For Holden Arquilevich ’20, Lacey Crosby ’22, Miracle Farr ’20, Cody Gracie ’19, Emmett Hill ’19, Elliot Jackson ’22, Derrick King ’19, Allison Martin ’22, Kevin Martin ’20, Johnathan Martinez ’19, Kailey Miller ’21, Kameron Molloy ’21, Eliot Peterson ’20, Marchelle Williams ’19, and John Wiltgen ’20, Fall Break brought the opportunity to go on the annual Hendrix Civil Rights Trip, funded by the Odyssey Program. The group, led by Dean of Students Jim Wiltgen and Chaplain J.J. Whitney ’96, made stops in Birmingham, Montgomery, Marion, and Selma, Ala., Jackson, Miss., and Memphis, Tenn., to visit museums, memorials, and historic sites. Alumnus Jack Singleton ’62 came along for his third trip with the group. Jack is recognized as a foot soldier of the civil rights movement for his participation in the Ministers’ March in March of 1965. He was able to help give students firsthand accounts of the events from that march.  

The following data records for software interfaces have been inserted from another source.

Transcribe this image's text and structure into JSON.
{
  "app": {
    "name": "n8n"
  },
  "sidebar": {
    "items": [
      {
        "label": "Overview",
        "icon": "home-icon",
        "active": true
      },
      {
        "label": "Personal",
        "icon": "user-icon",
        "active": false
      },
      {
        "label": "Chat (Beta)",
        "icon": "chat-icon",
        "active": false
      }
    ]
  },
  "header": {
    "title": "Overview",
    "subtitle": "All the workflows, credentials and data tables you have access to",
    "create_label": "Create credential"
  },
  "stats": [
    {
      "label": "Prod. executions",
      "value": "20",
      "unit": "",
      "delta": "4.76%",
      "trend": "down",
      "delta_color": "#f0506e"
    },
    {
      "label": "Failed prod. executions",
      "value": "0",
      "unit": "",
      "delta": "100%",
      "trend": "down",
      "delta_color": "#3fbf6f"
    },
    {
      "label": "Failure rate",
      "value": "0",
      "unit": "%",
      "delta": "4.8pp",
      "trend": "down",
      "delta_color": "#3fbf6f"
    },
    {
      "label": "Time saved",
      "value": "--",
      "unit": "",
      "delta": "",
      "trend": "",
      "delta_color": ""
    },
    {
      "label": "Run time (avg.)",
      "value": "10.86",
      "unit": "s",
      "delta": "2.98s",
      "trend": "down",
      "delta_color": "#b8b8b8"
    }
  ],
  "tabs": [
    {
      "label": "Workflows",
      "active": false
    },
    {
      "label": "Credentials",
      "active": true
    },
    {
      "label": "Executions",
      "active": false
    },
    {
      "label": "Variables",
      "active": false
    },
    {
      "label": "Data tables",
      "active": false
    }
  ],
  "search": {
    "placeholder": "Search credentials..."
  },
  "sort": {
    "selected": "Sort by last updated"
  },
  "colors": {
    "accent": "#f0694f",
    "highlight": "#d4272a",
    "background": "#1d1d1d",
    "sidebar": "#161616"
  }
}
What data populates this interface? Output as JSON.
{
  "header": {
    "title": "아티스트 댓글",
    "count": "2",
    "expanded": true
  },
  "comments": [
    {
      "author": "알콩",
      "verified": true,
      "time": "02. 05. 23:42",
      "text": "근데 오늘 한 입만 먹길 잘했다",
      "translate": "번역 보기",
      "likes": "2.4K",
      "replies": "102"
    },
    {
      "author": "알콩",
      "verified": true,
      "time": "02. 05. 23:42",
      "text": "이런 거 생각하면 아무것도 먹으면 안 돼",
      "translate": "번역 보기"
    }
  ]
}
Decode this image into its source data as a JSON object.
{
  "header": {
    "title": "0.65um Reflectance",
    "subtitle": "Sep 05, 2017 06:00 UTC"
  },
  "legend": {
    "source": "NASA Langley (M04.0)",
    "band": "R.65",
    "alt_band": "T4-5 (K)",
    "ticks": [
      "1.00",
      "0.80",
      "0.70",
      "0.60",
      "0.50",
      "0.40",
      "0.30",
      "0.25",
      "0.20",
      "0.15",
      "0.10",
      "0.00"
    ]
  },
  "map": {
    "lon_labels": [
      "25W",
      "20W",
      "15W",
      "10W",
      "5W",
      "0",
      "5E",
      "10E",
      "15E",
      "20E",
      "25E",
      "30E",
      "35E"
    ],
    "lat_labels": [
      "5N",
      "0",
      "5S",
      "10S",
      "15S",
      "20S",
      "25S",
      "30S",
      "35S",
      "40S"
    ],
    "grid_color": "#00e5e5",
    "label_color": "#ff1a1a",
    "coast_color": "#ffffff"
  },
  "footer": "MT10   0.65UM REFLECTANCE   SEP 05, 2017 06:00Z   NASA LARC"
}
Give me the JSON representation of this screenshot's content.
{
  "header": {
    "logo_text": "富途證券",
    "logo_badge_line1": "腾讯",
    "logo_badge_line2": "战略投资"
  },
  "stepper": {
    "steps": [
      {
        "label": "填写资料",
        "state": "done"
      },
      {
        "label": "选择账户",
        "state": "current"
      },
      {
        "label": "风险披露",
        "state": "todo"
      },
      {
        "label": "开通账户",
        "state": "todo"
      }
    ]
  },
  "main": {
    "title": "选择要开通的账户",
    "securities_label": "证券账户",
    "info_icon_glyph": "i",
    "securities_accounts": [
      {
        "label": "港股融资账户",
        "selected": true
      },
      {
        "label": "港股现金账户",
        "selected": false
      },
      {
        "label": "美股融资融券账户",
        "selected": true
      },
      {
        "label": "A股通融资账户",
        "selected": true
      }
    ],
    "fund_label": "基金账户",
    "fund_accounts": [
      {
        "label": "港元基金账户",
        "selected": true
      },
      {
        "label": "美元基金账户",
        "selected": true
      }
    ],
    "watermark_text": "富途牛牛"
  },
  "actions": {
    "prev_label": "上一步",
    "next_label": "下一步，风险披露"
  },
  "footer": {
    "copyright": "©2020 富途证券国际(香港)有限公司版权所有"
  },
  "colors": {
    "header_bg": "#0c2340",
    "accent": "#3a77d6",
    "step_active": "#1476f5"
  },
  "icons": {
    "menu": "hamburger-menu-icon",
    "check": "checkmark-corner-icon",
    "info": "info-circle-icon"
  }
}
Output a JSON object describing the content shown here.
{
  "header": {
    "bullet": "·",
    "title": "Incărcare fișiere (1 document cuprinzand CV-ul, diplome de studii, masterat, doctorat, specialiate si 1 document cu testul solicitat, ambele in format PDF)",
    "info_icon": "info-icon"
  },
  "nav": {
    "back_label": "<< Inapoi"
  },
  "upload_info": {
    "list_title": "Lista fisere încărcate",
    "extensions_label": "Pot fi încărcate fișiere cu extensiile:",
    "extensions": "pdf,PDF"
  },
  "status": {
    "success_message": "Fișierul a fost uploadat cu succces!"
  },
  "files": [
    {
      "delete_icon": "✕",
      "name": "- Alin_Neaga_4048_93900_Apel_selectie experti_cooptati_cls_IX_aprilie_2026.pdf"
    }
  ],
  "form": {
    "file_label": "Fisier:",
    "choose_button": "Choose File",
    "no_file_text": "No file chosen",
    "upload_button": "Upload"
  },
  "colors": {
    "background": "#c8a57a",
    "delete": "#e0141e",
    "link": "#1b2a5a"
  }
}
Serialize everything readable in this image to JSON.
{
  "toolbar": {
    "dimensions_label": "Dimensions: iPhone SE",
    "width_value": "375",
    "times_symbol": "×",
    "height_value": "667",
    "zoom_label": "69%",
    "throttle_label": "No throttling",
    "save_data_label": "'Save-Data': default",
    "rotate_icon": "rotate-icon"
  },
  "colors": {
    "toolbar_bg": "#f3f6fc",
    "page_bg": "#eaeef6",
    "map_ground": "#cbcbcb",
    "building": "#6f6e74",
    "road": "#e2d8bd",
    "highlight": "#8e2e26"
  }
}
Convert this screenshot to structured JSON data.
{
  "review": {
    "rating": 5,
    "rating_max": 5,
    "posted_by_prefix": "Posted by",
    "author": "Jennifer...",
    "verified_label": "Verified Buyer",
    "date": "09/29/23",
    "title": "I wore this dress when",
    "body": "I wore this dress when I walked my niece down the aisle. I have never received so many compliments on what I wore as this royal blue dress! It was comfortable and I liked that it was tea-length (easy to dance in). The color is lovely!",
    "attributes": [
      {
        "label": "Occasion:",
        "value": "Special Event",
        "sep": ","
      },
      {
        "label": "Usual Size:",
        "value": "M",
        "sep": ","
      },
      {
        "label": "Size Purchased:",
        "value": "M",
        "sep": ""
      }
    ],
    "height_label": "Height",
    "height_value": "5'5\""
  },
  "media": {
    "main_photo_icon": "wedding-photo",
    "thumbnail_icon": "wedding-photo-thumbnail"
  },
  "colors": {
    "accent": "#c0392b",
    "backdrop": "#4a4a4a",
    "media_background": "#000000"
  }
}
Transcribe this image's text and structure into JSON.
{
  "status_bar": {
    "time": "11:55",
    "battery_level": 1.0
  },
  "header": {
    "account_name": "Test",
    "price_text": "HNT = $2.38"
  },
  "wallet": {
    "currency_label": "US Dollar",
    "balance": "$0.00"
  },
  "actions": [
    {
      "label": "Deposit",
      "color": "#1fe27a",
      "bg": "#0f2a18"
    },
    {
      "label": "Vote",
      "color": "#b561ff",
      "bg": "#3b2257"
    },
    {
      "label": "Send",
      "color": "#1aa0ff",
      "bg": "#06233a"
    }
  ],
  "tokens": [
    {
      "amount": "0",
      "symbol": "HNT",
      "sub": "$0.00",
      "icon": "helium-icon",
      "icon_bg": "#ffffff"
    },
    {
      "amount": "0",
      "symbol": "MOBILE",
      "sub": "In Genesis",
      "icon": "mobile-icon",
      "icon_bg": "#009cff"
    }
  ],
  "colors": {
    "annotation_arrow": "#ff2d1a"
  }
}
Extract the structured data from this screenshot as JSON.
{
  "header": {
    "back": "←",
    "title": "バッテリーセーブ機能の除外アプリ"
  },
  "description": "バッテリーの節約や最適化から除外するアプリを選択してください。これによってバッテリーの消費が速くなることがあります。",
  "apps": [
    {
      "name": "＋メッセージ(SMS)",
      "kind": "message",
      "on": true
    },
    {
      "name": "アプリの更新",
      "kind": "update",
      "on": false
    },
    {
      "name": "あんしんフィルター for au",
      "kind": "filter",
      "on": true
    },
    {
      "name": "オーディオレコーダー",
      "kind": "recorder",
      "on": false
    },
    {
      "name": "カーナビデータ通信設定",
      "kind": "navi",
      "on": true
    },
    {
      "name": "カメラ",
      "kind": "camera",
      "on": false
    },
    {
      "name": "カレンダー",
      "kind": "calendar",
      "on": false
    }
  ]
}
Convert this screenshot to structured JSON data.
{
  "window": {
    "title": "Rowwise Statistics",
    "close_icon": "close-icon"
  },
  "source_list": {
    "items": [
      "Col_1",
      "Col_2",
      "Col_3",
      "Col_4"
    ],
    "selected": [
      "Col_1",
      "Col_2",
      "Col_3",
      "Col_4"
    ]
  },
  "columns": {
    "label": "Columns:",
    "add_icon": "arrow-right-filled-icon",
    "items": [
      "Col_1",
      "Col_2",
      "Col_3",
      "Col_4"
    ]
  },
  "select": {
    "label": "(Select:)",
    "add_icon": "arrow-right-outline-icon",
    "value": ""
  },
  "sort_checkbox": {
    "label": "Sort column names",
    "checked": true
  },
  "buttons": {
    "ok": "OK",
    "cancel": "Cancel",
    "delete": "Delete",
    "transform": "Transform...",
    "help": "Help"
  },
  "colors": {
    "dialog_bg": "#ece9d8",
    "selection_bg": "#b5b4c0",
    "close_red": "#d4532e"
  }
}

The theme of this year’s trip was “Civil Rights and the Law.” One highlight of the trip may have been the group’s private meeting with Justice Myron Thompson, who is one of the longest tenured federal justices in the United States. Justice Thompson met with the group in the same courtroom where Rev. Dr. Martin Luther King and Rosa Parks had their hearings and he talked about his path to the bench, the role of justices on civil rights, and the history/legacy of that particular court. “It is humbling to be on this trip with passionate young people who will soon be lawyers, teachers, community builders, and social changers,” Rev. Whitney wrote in one of her social media posts from the road.

The group also visited Zion United Methodist Church in Marion for a discussion about Jimmie Lee Jackson and the role of Marion as the impetus for the march from Selma to Montgomery in 1965. Afterward, they visited the Brown Chapel, National Park Interpretive Center, and the Edmund Pettus Bridge in Selma. Later they went to the Legacy Museum and Memorial centers, the Freedom Riders exhibit, and the Civil Rights Memorial in Montgomery. For the first time, on their final day of the trip, the group stopped at the new Mississippi Civil Rights Museum in Jackson. The final stop for the group was at the National Civil Rights Museum in Memphis. 

View photos from the trip